#### Exercise details
Would you please state how many lines in the entries contain the word "title"? Only the number should be given.

#### Data for this exercise

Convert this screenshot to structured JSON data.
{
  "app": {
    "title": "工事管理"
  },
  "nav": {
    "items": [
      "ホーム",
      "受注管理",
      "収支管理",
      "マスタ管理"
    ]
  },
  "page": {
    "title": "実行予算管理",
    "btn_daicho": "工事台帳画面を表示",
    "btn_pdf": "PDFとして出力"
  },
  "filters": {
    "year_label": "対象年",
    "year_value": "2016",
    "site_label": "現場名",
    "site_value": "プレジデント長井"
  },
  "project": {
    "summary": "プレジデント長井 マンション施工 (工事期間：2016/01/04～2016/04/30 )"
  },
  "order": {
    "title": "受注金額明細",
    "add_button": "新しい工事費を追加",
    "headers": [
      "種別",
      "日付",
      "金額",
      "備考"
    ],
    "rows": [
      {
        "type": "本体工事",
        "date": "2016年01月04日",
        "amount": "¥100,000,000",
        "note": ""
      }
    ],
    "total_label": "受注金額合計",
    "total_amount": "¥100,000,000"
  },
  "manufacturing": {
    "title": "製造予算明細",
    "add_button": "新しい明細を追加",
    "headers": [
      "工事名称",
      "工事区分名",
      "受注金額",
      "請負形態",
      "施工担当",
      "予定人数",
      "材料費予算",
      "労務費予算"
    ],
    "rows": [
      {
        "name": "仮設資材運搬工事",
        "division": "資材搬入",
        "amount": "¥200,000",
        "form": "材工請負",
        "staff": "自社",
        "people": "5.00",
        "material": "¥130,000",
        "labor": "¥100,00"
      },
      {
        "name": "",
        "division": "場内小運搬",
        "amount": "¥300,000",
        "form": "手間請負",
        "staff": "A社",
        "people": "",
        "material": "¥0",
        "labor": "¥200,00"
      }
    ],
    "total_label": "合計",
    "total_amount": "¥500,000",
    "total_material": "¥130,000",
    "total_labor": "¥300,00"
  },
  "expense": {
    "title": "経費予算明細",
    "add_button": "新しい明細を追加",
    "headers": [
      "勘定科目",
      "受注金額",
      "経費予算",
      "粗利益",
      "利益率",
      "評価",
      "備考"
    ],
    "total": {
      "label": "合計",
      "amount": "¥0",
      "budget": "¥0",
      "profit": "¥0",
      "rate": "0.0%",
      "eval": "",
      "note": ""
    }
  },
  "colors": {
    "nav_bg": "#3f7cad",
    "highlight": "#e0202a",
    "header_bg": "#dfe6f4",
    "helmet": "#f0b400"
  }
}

#### Finished exercise
5